# About this exercise:
Give the lines again, unchanged, starting with the line containing "Parse this screenshot: output" and ending with the last line of the data below.

++++

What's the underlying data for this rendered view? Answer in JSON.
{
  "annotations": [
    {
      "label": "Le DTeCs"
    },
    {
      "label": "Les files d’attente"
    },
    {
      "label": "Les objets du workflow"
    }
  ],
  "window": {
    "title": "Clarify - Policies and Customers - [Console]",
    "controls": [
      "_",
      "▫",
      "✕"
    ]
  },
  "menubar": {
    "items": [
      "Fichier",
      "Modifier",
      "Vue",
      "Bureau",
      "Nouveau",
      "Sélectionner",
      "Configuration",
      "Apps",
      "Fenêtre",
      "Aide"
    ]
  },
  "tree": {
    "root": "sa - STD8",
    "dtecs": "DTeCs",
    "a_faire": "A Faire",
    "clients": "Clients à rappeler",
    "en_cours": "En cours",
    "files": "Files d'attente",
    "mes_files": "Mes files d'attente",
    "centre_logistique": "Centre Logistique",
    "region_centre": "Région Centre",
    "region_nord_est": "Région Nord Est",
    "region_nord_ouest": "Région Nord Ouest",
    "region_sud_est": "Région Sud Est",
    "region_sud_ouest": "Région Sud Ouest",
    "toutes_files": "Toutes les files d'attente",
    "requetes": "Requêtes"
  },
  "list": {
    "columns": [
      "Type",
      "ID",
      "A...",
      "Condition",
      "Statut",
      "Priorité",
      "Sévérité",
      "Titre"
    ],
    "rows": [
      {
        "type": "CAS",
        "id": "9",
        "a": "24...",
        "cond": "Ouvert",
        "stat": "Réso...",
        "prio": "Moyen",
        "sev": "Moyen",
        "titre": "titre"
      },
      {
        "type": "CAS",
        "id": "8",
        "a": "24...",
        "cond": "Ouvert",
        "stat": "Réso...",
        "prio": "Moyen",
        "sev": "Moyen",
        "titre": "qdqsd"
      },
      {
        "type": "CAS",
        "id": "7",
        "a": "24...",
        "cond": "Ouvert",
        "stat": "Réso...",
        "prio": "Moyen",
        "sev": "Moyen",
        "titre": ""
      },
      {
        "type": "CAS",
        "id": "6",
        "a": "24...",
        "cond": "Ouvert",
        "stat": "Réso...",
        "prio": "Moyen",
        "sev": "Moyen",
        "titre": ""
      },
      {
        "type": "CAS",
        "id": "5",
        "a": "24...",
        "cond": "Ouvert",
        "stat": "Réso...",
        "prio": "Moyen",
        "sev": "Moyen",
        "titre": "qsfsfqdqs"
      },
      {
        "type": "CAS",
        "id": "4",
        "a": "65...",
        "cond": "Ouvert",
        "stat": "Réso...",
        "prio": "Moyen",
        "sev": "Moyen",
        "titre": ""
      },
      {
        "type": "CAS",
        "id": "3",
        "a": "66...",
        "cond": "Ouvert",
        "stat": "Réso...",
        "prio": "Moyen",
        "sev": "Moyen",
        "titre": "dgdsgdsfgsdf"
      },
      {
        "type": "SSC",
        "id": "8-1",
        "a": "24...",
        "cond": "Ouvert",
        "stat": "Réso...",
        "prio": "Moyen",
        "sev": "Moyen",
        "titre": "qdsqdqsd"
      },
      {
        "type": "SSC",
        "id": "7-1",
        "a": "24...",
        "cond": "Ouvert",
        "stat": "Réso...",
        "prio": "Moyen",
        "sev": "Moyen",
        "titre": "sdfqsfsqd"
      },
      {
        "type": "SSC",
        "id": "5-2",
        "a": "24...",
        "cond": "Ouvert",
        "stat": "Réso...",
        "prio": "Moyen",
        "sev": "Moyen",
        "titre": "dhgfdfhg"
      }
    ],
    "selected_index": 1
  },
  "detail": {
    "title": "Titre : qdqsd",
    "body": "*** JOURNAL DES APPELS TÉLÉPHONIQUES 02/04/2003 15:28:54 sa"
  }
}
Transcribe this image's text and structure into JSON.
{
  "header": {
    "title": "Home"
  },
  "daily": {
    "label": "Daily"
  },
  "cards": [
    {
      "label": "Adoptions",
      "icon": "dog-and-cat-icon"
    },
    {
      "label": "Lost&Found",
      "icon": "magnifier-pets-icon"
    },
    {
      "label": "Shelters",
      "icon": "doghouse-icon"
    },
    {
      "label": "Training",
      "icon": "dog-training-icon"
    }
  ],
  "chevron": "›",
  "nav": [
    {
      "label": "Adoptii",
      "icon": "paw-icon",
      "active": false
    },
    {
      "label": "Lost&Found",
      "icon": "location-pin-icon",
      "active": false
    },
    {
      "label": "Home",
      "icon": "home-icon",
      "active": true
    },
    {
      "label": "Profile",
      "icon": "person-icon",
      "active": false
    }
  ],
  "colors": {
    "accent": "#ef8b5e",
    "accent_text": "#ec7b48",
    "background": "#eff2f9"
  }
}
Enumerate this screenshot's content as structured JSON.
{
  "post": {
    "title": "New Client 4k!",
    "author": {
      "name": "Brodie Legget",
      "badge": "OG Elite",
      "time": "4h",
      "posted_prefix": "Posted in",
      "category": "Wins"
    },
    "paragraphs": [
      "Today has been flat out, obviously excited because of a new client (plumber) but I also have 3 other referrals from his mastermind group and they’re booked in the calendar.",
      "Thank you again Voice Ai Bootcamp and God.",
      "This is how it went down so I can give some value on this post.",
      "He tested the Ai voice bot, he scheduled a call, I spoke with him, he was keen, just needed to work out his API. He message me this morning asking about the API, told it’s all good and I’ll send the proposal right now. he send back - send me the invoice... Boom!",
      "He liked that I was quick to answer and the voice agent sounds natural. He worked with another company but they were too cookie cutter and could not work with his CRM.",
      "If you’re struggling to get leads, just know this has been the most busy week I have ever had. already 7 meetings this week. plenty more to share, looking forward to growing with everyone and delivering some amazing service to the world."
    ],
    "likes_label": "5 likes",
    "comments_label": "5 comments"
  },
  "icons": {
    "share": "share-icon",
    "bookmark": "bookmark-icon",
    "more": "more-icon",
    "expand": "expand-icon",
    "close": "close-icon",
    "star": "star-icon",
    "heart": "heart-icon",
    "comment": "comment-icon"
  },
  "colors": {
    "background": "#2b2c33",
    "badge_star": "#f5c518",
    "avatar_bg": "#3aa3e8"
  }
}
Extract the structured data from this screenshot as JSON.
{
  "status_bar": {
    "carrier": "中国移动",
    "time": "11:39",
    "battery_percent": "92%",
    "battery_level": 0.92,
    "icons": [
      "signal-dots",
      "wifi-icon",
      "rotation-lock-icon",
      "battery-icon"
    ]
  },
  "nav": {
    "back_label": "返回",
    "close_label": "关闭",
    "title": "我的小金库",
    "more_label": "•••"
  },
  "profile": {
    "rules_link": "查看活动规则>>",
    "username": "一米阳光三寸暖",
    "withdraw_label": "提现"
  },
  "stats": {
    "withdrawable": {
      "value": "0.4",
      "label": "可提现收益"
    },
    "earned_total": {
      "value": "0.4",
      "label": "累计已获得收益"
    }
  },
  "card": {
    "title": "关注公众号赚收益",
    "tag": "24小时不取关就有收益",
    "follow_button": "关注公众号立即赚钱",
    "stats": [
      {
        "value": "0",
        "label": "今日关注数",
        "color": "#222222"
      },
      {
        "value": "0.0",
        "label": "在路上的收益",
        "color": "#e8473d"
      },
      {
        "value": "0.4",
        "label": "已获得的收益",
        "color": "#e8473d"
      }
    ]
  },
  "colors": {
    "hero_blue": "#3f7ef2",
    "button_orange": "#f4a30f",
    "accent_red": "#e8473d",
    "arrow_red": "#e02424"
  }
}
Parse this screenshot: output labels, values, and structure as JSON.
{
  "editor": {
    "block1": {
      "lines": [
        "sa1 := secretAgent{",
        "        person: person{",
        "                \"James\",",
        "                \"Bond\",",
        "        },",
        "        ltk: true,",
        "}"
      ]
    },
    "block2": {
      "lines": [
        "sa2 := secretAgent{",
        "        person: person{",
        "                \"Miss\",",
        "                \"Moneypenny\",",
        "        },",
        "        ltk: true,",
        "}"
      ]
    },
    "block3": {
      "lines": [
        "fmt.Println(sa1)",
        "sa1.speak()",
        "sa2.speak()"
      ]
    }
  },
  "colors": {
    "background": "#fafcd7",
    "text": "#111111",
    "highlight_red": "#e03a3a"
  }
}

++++

# Solution:
Parse this screenshot: output labels, values, and structure as JSON.
{
  "editor": {
    "block1": {
      "lines": [
        "sa1 := secretAgent{",
        "        person: person{",
        "                \"James\",",
        "                \"Bond\",",
        "        },",
        "        ltk: true,",
        "}"
      ]
    },
    "block2": {
      "lines": [
        "sa2 := secretAgent{",
        "        person: person{",
        "                \"Miss\",",
        "                \"Moneypenny\",",
        "        },",
        "        ltk: true,",
        "}"
      ]
    },
    "block3": {
      "lines": [
        "fmt.Println(sa1)",
        "sa1.speak()",
        "sa2.speak()"
      ]
    }
  },
  "colors": {
    "background": "#fafcd7",
    "text": "#111111",
    "highlight_red": "#e03a3a"
  }
}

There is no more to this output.